The concept of Market Garden was audacious and recognized as a high risk operation 
that might achieve a shortening of the war in Europe. Historians like to pick over the 
entrails of military operations with the benefit of hindsight and enjoy participating in 
the blame game. The reality of the time is often something very different and any 
battle is the sum of the actions of many individuals. As an operation, the high risk 
came from a number of factors. The dropping of paratroopers and glider troops on 
bridges was always potentially risky but had been done very successfully during the 
Normandy Landings where airborne troops had taken and held key bridges and 
communications points. The major challenge was that airborne troops were 

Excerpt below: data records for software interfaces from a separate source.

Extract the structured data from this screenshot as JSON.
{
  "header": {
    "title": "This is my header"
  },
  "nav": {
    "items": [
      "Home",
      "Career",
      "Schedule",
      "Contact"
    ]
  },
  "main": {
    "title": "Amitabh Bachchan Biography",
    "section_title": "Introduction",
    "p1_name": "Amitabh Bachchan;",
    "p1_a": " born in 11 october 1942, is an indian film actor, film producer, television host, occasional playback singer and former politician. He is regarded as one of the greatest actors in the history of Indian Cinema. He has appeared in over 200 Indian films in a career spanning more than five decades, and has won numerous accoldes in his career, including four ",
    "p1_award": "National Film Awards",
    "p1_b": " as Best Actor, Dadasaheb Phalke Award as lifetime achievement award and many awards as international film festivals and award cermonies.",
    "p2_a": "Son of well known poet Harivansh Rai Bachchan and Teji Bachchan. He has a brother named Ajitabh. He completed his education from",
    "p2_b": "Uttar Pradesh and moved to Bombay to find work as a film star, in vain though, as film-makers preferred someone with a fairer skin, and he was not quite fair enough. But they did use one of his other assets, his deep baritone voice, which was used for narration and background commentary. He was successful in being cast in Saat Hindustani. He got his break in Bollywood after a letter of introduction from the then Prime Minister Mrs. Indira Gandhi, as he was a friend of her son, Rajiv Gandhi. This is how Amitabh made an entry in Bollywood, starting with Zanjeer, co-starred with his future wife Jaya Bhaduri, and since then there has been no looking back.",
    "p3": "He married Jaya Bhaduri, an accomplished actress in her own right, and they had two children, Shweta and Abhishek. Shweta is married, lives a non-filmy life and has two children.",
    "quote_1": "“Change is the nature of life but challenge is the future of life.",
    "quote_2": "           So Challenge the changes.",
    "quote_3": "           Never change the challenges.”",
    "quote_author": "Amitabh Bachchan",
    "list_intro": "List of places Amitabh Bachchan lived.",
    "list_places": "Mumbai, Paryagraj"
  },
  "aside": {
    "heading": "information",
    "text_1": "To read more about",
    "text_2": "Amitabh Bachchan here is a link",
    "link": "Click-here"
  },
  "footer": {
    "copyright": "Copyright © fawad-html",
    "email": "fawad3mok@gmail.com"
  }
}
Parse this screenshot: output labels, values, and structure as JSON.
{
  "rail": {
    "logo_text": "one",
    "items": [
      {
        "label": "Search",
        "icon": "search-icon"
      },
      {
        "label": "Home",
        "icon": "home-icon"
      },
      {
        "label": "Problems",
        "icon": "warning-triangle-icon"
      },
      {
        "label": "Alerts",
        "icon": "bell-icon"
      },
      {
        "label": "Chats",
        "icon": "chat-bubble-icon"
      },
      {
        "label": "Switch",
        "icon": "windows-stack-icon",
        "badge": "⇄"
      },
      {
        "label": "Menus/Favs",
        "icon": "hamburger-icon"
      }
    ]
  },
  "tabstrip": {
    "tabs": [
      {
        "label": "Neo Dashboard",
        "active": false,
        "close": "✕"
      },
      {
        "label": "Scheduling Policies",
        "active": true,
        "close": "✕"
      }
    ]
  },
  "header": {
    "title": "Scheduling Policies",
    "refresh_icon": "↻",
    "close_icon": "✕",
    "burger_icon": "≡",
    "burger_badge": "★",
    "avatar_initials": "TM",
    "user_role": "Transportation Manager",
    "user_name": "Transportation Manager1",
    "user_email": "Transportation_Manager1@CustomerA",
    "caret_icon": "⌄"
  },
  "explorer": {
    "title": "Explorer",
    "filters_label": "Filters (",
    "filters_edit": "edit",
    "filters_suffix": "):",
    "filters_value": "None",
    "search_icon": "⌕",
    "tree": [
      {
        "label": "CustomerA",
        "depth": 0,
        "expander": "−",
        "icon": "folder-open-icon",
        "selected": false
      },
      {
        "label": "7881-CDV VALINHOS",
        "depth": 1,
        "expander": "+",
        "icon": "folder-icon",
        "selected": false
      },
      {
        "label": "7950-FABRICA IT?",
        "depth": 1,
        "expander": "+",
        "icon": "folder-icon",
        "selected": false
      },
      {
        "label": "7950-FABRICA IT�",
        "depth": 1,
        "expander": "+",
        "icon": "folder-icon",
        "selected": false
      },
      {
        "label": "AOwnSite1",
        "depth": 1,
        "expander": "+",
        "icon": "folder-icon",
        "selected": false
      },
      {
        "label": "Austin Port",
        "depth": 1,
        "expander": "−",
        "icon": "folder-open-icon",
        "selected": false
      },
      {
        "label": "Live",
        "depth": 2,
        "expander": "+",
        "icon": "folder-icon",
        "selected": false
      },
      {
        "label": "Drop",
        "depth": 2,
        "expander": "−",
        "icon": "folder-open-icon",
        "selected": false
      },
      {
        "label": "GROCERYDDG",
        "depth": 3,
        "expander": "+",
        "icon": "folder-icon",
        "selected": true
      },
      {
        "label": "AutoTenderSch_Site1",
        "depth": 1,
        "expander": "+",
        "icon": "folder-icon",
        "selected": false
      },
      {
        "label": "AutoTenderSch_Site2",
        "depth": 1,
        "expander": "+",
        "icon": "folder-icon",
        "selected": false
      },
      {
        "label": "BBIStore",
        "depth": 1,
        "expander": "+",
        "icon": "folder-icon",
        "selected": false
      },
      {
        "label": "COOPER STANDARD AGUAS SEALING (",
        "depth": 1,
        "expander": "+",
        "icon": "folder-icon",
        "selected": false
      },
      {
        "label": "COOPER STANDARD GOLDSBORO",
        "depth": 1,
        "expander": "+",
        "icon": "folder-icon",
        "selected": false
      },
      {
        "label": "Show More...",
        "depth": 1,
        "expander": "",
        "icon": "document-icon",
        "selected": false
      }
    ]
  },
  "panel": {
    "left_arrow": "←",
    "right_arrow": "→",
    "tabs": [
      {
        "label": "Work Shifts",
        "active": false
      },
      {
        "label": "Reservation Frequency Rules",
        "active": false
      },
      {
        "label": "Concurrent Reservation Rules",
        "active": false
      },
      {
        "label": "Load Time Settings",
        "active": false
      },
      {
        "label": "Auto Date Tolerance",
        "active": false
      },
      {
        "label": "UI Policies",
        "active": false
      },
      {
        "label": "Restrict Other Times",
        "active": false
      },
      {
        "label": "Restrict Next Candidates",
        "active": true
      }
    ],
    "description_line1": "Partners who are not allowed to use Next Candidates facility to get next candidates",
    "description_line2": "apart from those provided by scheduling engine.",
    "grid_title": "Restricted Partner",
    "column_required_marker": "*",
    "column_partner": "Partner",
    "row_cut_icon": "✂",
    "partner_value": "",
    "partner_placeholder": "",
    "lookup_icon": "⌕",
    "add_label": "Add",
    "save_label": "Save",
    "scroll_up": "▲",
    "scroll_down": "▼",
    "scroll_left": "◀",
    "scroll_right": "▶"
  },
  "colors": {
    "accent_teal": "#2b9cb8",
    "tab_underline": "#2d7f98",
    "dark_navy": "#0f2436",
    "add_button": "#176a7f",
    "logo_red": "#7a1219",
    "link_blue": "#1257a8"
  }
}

essentially light infantry with a very small number of armed jeeps and trailers. 
Once landed there was no way of extracting them vertically and they had to survive 
or fight their way out. Where today rotary wing aircraft can drop troops vertically 
into a target zone and then come back in to move them around or extract them, in 
WWII it was a one way trip and movement within the battleground was largely on 
foot. Weapons were small arms with a few anti-tank mortars and a small number of 
heavy machine guns. It was critical for the advancing land forces to reach and relieve 
the airborne forces before the enemy realized exactly what was happening and could 
move in heavy equipment to out gun them.

The Germans understood what was happening at Arnhem because of the landings 
that had taken the earlier bridges and they understood how the relieving column of 
armour was progressing up a very dangerous and narrow road between the bridges. 
At Arnhem the Germans were also aided by an SS Panzer unit being serviced and 
repaired in the area. That the airborne troops held out so long is an amazing story for 
any war. Even more amazing and inspirational are the personal stories and costs set 
out in this book.

In considering the battle for Arnhem, much focus is on the troops of both sides but 
Arnhem had a further dimension. The troops dropped into a populated area where 
the Dutch civilians were mixed up with the fighting and a number were active 
members of the Dutch Resistance. This has provided stories of great personal risk 
and courage as civilians helped the airborne troops and the troops tried to protect the 
civilians.